Even with all the volatility brought on by persistent worries about the financial sector and conflicting information from top officials, stocks concluded the previous week in the black. Now things are a little clearer. President Joseph Biden and Treasury Secretary Janet Yellen both stated that if there is additional unrest, the administration is prepared to protect more bank accounts.

The Federal Reserve did raise interest rates last week, but it also gave a hint that it would do so less frequently now that the banking crisis is itself expected to impede the economy. The FDIC also reported that First Citizens Bank overnight agreed to purchase the $72 billion in assets of the defunct Silicon Valley Bank for a significant discount of around $16.5 billion. See real-time market updates.

A man approaches Bank while passing through an ATMA.

ccording to Hugh Son of CNBC, deposit transfers from smaller banks to larger institutions have slowed down recently. The sudden failure of Silicon Valley Bank earlier this month caused a larger panic, forcing depositors to move their funds from seemingly risky regional banks with less diversified assets to banks like JPMorgan Chase and Bank of America, which have wider business models and are better prepared to handle fluctuations in the financial markets.
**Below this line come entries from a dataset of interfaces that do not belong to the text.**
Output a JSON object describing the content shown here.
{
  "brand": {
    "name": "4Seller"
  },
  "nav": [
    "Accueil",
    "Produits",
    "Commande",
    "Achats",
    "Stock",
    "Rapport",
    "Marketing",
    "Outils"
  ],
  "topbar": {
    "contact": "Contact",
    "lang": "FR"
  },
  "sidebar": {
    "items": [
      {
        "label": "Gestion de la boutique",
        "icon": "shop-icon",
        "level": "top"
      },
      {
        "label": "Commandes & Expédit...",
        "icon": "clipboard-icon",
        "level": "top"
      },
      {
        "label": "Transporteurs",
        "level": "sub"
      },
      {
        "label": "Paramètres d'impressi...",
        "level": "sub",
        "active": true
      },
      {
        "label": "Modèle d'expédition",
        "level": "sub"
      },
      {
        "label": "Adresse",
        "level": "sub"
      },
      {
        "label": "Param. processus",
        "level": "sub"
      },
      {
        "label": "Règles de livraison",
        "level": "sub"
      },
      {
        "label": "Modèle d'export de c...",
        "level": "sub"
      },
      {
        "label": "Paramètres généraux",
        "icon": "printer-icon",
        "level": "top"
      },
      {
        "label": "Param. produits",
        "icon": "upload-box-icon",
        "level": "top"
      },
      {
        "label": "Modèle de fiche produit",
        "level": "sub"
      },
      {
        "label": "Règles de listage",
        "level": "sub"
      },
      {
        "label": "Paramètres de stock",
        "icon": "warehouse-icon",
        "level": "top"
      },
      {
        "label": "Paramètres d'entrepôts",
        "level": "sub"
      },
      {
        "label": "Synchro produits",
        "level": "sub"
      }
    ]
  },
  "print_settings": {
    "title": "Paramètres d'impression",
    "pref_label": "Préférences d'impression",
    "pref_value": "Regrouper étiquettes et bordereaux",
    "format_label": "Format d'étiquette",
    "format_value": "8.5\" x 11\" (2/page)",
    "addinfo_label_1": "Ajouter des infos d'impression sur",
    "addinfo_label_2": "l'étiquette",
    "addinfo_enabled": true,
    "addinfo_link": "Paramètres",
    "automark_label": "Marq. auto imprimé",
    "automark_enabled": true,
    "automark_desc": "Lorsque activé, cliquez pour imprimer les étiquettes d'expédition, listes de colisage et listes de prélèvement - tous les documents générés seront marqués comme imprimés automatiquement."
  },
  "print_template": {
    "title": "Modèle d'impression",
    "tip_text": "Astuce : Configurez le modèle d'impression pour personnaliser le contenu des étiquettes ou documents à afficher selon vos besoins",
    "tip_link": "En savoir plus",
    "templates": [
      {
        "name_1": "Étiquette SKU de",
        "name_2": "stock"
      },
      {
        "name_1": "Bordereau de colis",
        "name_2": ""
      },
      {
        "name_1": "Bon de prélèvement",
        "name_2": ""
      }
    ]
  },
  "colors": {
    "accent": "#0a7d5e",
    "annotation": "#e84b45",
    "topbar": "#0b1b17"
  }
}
That does not necessarily imply that the larger banking industry has recovered. Deposits might resume moving quickly in the event of another catastrophe.

The UAW’s top job is up for grabs in a runoff between contender Shawn Fain and incumbent Ray Curry.
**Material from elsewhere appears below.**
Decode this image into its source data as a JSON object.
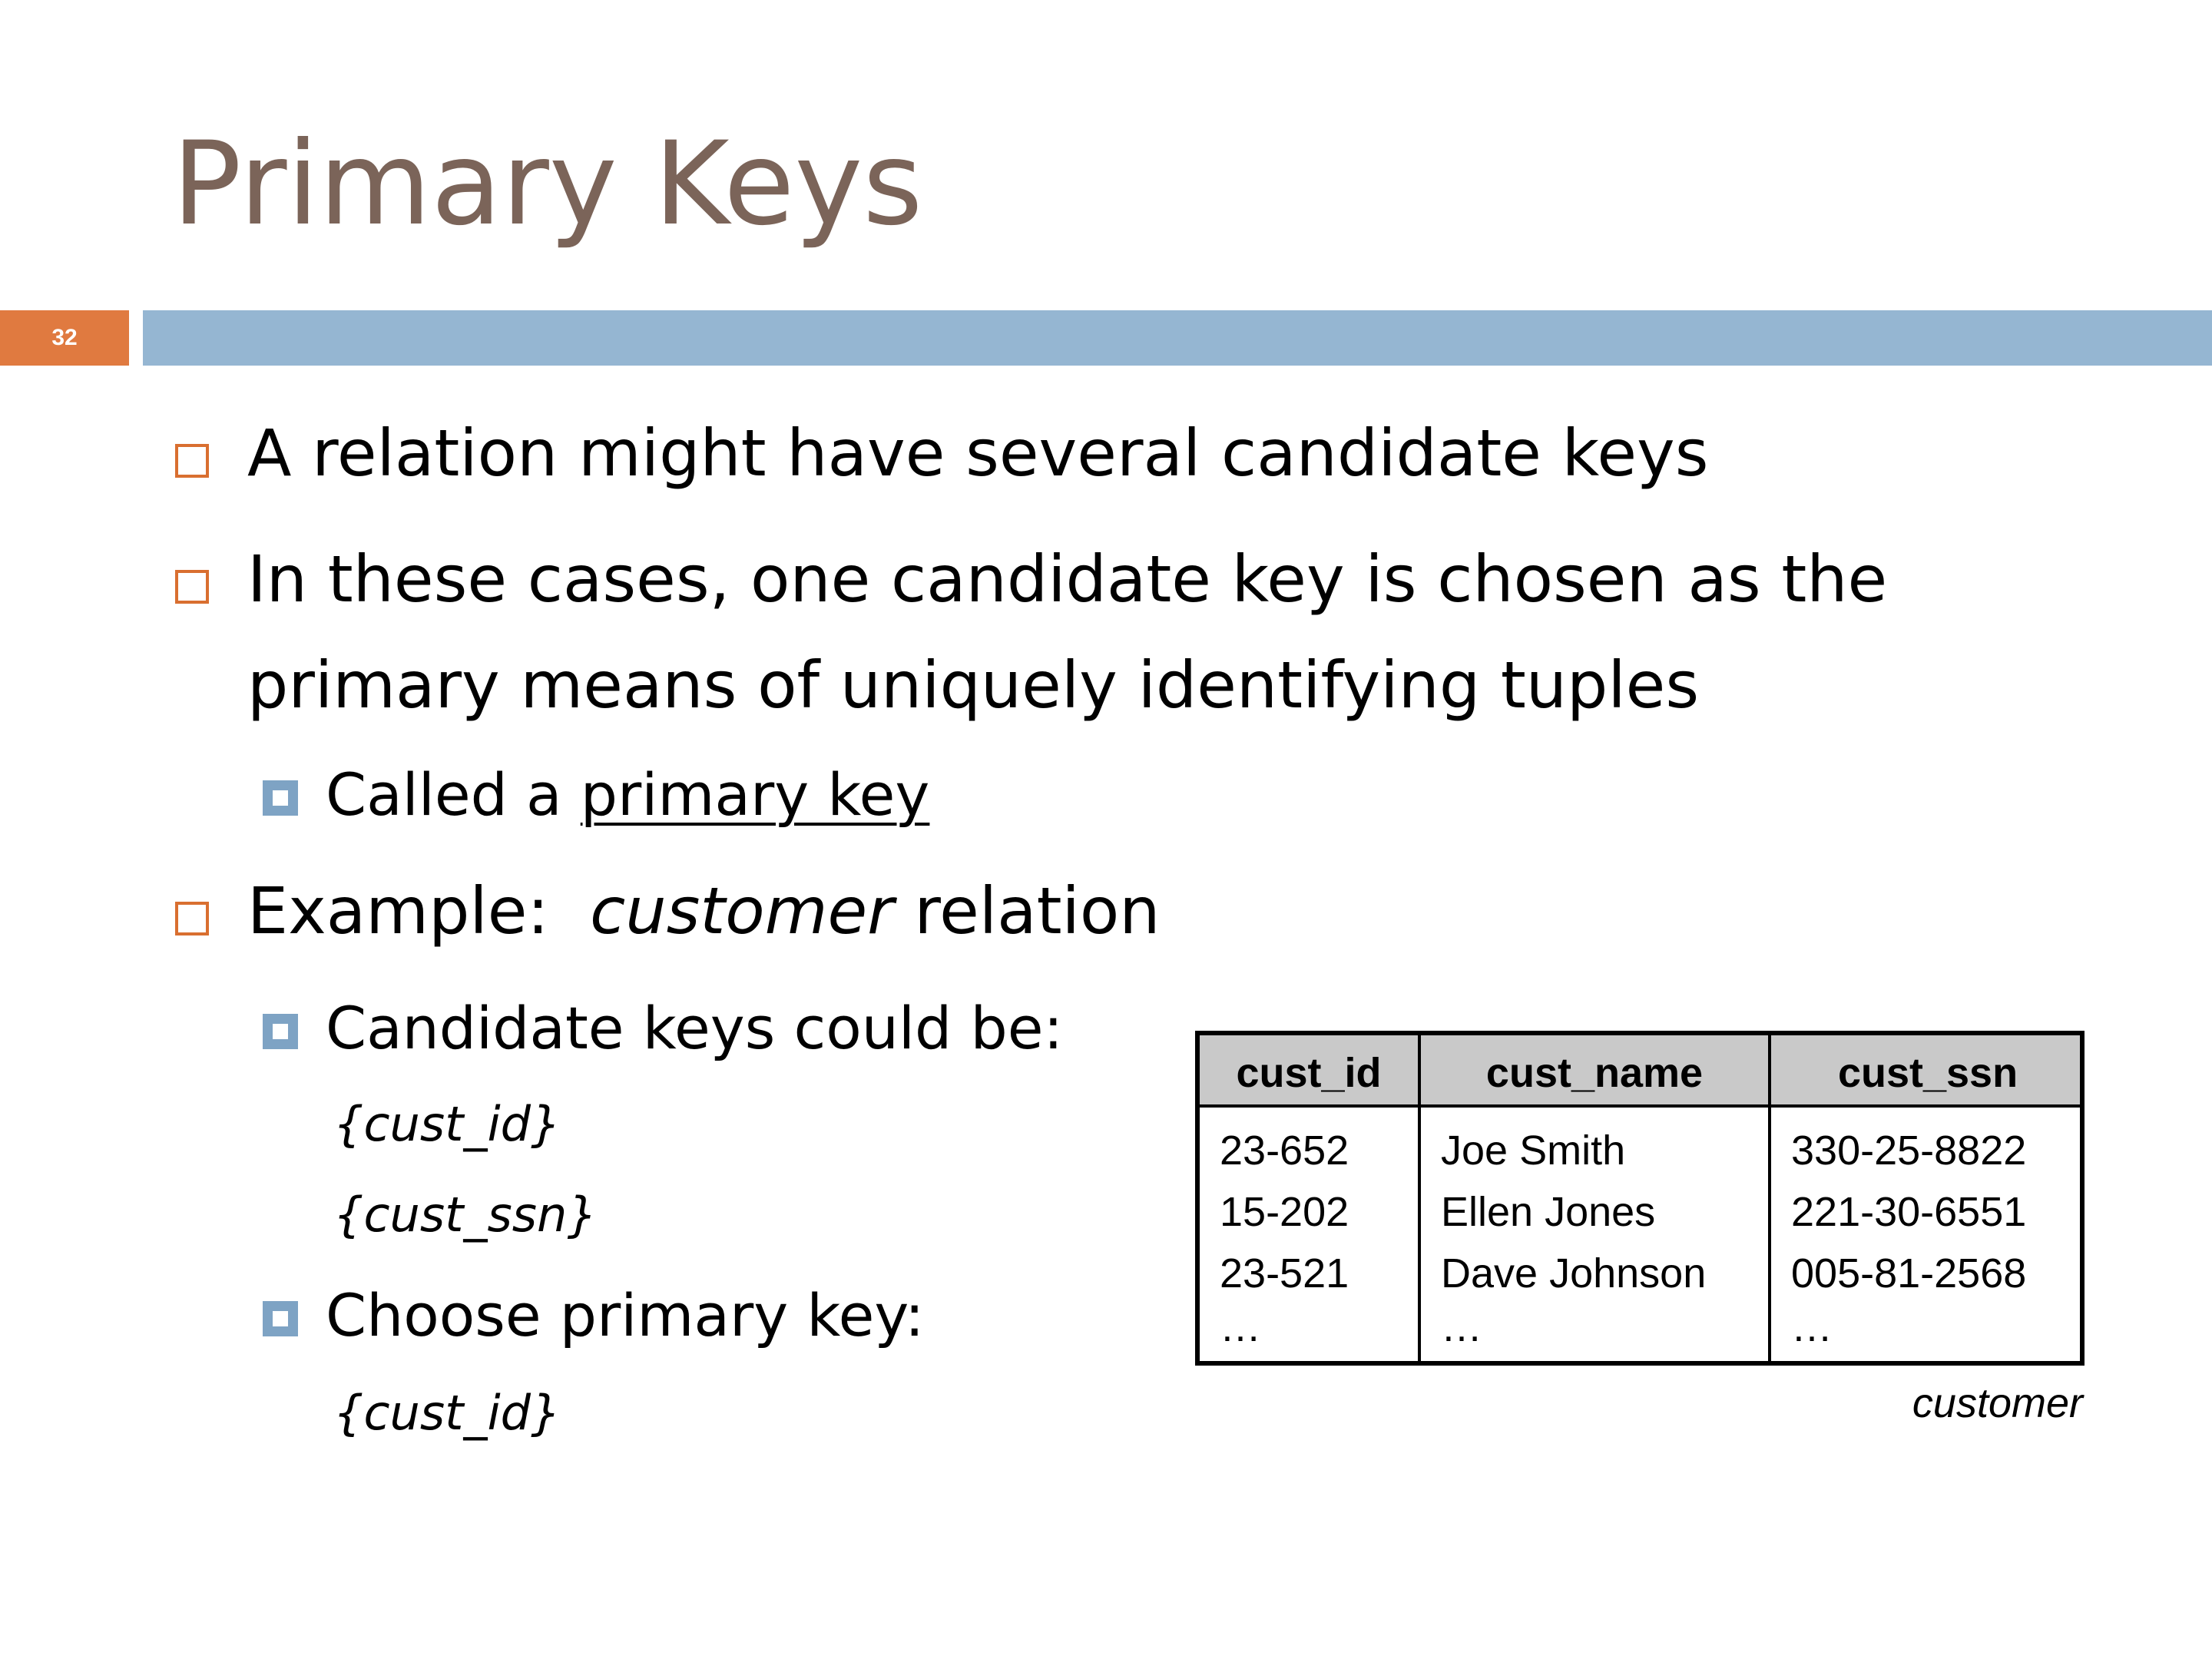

The United Auto Workers voted for a dramatic leadership change. The union, which represents hundreds of thousands of workers in the North American auto industry, narrowly elected reform candidate Shawn Fain as its president. Fain has vowed to take a harder line later this year in negotiations with Detroit automakers, all of which are, to varying degrees, in a costly process of transitioning to electric vehicles.

Fain wants stronger benefits for members, as well as better job security and a return of cost-of-living matching to pay. The change in leadership also comes after a year-long federal corruption probe that convicted 13 UAW officials, including two former presidents, of crimes including bribery and embezzlement.